When Maddon came to Wrigley this season, it was his first time inside the historic ballpark. Many of us have been there, some more than others. He’s been a baseball man for a long time, and has been to many baseball cathedrals. But he lit up when talking about Wrigley Field. If we had forgotten, that helped to remind us why we shouldn’t take it for granted.

Baseball has become a mesh of old and new. Some managers rely heavily on analytics, while some still use good old baseball acumen and gut feelings. Maddon brings the two together in a seamless blend. “Blink” moments he calls them. A mix of what he feels at that moment, but a measure of information he may have gathered just two days prior contributed to that feeling. If there is such a thing as calculated instincts, he’s got them.

He talked about sitting in the other dugout during the visit to Chicago and seeing the talent and progression of the players on the Cubs. It was very clear to him that the scouting and development of the organization was very good. That’s an indirect hat tip to Jason McLeod whose name should be mentioned more consistently with Hoyer and Epstein.

He also talked about what the future may hold with the coaching staff. He mentioned Chris Bosio on several occasions, and Bosio was present at the press conference as well. I’m reading those as “Bosio wants to be here, Maddon is inclined to keep him here.” Keep moving Twins. There’s nothing for you here.

It would be hard to believe after sitting down with Maddon that you wouldn’t be on board with him and his philosophy. It sounds like that is the plan with each of the coaches. Given that his staff in Tampa Bay is locked in there to stay, and the Cubs hired several new coaches, he may have to go with what he’s got. But those details will likely be hashed out very soon as he meets with the staff over the next few days.

Epstein believed at the end of this season the Cubs could win the division. Some people scoffed at him as if he was crazy. Maddon, based simply on who he is, believes they can win the World Series. He sets the bar high, because if it’s low, “you might hit your mark, and that’s not good.” h/t Joe Nowak, ESPN The Cubs odds to win the World Series went from 50-to-1, to 20-to-1.

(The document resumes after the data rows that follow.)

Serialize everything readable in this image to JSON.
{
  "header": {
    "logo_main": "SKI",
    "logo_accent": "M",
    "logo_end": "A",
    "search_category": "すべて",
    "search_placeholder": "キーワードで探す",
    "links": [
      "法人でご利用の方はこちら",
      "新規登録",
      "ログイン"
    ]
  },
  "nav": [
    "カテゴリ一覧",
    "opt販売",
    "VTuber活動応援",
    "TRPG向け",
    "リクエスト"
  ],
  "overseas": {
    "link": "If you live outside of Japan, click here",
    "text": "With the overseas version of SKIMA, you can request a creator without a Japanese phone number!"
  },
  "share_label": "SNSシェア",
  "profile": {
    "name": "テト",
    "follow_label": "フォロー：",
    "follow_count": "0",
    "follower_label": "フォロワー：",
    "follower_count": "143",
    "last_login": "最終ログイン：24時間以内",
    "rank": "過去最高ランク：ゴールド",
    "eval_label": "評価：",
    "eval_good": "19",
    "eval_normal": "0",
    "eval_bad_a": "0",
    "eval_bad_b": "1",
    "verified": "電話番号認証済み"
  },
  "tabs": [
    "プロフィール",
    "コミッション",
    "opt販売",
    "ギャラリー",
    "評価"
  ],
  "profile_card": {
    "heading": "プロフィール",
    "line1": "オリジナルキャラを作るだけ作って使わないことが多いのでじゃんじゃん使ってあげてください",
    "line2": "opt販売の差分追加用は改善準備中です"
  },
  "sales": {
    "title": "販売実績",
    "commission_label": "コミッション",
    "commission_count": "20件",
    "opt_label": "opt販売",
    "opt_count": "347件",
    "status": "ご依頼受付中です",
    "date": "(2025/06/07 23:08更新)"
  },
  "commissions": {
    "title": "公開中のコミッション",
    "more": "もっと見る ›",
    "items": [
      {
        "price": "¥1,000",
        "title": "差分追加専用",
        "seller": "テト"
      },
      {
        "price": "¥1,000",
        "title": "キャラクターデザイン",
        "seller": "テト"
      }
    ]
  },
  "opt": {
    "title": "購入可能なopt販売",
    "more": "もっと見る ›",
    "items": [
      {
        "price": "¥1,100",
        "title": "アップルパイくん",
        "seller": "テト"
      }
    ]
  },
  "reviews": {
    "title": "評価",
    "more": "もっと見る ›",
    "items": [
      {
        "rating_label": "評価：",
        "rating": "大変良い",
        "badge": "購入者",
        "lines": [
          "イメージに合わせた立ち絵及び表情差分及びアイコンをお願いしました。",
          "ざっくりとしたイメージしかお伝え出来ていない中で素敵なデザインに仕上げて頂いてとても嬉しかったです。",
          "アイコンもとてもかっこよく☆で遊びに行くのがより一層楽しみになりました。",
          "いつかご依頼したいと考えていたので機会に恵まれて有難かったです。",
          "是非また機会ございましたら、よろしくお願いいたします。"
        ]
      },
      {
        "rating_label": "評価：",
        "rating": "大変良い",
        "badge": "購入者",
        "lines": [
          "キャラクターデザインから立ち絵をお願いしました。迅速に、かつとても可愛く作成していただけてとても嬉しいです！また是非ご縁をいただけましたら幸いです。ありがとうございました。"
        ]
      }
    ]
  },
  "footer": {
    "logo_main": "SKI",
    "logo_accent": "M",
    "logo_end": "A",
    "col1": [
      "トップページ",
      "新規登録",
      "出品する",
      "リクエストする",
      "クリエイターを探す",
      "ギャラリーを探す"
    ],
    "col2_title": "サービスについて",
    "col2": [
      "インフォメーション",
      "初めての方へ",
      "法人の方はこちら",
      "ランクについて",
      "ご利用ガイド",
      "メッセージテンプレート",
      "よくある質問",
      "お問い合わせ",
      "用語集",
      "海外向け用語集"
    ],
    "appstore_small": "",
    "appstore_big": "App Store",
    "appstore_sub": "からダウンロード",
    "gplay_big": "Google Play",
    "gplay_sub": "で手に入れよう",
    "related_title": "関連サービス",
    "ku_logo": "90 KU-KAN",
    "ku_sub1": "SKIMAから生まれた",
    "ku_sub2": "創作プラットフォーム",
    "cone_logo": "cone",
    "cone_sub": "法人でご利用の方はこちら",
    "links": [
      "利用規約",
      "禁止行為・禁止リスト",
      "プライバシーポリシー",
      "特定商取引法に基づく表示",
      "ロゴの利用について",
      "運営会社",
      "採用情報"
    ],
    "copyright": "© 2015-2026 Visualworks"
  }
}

It’s hard to say a manager is “perfect” for a job. But in the simplest form possible, Maddon is just that to the Cubs.